▶ [WHAT IS BEING ASKED]: In the entries below, filter for the word "Sattva" and copy every matching line.

▶ [DATA EXTRACT]:
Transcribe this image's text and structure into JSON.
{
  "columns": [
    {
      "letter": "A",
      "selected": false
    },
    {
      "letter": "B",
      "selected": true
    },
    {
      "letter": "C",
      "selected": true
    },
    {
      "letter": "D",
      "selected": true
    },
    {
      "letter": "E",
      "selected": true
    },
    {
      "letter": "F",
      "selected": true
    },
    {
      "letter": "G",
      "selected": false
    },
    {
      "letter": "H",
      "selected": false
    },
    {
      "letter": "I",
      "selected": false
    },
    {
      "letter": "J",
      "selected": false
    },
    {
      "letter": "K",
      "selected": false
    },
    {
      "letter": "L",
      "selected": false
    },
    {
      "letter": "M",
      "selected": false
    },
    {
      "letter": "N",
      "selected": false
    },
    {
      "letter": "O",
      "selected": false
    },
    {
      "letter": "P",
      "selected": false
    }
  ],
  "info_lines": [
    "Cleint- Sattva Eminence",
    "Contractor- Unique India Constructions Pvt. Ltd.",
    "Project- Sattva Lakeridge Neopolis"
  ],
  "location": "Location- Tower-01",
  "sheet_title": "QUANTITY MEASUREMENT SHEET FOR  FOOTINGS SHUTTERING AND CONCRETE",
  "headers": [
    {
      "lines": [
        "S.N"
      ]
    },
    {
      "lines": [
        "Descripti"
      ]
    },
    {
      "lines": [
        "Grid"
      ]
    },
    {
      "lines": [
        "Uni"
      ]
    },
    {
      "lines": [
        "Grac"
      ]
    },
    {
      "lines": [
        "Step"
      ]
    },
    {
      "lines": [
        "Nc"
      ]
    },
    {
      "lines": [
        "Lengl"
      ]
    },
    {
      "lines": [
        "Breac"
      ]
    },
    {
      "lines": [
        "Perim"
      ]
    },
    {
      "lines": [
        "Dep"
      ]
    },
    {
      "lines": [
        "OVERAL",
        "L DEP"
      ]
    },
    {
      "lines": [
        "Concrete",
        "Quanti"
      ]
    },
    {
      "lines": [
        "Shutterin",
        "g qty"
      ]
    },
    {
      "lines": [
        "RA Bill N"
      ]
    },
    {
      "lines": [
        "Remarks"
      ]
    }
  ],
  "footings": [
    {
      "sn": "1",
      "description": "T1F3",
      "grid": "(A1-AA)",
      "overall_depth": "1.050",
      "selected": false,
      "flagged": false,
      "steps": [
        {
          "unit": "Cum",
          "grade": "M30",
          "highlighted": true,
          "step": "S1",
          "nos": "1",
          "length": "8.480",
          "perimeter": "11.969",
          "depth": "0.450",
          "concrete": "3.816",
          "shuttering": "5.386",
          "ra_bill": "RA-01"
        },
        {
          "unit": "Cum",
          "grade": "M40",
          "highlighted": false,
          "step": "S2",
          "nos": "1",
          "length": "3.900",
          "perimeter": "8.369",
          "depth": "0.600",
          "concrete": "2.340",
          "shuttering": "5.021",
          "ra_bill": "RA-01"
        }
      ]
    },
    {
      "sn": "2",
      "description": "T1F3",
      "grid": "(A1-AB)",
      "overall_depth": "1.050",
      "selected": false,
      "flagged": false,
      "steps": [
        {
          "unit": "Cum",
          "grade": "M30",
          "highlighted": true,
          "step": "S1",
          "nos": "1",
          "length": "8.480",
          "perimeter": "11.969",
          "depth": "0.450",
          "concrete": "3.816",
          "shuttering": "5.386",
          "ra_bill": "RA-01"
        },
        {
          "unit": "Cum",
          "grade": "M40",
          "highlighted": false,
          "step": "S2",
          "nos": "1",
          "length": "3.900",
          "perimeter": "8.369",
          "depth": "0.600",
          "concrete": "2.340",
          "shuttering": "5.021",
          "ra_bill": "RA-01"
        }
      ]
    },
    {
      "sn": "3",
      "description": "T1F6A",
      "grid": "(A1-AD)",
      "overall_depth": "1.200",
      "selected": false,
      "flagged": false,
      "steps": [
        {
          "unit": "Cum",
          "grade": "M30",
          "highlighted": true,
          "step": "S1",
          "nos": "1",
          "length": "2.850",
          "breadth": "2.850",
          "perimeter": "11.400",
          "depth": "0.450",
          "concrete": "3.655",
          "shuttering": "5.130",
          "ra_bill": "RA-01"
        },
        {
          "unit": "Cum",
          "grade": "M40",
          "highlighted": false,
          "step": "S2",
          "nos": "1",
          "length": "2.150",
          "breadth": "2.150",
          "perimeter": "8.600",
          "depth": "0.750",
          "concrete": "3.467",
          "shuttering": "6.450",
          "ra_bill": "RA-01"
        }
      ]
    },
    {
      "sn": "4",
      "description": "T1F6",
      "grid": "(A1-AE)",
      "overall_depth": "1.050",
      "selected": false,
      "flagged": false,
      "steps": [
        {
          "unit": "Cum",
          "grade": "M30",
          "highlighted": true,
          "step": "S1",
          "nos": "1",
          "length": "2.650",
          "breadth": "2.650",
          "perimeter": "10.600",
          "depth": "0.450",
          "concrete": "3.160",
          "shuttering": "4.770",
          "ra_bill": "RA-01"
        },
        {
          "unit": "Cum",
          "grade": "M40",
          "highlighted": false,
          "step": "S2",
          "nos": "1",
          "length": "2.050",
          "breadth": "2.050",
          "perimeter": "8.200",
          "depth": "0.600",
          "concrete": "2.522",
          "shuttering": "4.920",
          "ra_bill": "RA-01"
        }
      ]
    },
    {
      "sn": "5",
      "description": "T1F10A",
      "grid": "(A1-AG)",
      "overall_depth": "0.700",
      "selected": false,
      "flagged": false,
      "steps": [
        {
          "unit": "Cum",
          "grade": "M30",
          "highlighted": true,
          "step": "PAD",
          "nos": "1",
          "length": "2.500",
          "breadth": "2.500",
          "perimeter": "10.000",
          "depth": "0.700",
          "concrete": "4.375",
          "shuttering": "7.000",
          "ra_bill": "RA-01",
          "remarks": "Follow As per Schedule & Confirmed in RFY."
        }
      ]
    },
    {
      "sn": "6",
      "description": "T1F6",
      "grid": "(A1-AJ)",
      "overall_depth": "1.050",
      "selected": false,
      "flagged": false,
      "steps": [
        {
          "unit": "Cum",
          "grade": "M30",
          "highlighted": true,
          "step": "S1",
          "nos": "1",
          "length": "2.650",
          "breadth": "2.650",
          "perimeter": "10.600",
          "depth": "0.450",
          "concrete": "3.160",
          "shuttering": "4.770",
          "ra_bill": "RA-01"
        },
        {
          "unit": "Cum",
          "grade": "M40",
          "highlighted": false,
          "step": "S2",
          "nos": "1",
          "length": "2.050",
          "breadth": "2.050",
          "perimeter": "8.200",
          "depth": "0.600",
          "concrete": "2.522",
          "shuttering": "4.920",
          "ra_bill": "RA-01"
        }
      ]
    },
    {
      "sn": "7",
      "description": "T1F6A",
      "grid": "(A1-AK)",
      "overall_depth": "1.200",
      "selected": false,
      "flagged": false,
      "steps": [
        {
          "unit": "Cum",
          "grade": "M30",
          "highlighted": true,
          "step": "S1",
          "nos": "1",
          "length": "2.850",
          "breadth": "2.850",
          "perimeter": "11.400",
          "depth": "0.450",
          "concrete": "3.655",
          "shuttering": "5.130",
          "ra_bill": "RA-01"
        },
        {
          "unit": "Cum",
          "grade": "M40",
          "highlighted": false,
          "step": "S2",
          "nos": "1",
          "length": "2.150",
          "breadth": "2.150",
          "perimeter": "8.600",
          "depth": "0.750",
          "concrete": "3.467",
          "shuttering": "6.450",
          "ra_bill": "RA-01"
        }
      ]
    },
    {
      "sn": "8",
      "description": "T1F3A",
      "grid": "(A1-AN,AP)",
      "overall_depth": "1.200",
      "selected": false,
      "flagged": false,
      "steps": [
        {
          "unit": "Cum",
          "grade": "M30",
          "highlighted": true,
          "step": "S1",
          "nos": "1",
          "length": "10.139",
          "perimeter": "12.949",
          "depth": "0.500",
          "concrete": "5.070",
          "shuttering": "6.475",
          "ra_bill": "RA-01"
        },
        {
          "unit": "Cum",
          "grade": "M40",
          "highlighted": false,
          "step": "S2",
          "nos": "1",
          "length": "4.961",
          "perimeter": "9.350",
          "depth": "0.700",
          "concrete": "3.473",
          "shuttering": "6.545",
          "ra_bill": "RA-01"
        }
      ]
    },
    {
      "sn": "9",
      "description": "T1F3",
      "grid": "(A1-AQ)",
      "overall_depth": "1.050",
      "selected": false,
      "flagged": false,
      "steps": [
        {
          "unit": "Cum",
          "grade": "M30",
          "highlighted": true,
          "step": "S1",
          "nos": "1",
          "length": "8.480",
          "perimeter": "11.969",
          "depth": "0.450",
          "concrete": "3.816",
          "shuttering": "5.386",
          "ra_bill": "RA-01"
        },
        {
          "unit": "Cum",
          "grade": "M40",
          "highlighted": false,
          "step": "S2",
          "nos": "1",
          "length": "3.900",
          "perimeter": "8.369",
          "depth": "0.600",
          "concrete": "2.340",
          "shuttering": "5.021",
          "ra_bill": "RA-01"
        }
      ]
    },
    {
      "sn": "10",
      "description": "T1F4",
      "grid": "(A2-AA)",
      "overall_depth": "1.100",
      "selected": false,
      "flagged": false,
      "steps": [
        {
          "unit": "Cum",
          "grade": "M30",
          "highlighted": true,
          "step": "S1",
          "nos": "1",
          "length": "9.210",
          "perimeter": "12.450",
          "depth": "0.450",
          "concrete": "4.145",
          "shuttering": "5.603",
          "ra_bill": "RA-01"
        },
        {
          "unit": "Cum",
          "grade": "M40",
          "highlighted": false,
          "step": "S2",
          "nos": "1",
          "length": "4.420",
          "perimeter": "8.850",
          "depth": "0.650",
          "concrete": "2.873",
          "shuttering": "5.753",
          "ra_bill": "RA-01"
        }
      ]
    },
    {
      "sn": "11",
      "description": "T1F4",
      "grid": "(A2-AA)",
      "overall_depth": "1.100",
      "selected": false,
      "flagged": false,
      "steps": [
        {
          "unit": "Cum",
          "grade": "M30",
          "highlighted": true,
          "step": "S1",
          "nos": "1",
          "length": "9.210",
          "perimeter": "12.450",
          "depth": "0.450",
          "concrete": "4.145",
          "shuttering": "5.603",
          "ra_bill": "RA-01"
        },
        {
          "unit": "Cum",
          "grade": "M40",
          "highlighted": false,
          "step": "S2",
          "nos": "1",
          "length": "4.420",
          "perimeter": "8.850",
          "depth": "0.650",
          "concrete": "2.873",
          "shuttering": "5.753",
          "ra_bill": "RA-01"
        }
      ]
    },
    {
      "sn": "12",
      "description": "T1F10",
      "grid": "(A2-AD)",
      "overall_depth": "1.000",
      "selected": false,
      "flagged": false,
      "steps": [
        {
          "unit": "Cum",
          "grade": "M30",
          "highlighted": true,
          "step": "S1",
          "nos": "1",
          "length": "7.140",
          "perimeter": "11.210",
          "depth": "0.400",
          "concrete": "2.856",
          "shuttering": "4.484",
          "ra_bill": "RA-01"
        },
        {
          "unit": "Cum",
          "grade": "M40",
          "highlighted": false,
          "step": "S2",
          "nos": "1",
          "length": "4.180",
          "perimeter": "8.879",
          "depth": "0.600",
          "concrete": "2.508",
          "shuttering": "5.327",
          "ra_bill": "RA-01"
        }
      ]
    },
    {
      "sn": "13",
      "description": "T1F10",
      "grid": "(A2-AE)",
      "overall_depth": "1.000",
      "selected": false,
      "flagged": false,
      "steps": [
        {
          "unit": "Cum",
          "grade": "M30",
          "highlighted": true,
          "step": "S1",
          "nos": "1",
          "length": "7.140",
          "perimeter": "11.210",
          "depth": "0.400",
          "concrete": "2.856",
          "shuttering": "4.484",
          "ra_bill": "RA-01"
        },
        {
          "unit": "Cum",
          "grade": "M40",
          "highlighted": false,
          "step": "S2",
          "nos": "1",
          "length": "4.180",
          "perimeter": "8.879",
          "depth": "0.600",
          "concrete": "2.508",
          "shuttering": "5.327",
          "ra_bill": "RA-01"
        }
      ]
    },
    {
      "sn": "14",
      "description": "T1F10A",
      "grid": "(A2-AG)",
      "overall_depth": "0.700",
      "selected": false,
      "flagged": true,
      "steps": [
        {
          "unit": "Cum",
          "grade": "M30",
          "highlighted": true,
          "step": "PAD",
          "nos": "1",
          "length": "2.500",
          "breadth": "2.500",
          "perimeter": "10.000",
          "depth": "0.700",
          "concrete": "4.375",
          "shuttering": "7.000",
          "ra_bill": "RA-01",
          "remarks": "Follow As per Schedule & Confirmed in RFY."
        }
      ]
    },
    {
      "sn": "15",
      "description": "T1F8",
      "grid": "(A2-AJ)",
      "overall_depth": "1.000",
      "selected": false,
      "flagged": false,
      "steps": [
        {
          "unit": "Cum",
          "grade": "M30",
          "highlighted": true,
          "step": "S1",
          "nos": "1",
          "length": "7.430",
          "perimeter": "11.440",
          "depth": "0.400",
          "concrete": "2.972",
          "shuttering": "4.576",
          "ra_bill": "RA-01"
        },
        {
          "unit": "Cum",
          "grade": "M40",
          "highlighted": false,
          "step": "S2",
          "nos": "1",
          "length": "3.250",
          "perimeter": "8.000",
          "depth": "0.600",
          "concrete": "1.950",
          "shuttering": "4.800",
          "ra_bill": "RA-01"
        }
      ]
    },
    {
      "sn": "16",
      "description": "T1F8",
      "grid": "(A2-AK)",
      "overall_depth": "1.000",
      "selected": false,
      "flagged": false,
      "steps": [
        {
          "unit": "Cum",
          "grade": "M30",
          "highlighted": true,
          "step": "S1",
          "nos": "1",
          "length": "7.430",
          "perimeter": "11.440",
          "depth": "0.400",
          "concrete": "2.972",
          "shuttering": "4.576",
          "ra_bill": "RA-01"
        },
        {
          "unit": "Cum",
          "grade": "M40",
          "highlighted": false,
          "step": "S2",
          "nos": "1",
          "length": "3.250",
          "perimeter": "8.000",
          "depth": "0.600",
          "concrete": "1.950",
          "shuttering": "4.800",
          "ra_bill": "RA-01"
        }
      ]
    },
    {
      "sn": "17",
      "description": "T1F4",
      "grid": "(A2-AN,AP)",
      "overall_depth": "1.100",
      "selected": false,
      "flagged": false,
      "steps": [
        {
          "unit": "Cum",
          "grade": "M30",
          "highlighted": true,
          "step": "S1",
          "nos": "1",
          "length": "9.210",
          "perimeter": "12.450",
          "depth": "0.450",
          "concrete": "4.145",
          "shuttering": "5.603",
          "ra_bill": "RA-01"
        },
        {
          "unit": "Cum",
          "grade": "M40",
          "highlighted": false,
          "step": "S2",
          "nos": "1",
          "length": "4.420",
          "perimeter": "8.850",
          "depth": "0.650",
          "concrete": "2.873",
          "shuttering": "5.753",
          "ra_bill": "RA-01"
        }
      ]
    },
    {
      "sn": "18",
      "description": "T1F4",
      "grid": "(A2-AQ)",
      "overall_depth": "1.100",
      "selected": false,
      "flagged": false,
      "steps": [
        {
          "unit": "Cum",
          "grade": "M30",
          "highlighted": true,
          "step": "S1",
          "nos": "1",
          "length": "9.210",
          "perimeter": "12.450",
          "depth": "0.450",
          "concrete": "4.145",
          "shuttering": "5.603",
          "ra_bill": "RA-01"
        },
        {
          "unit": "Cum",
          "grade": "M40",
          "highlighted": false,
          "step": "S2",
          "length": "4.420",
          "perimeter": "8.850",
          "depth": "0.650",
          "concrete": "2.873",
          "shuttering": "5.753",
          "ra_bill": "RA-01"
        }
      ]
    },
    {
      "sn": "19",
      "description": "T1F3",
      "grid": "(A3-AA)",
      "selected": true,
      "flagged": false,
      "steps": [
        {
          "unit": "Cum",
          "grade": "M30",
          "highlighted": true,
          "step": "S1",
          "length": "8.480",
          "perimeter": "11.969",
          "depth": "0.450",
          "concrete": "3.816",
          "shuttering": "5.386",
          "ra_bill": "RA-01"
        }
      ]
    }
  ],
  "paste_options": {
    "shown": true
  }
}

▶ [ANSWER BELOW]:
    "Cleint- Sattva Eminence",
    "Project- Sattva Lakeridge Neopolis"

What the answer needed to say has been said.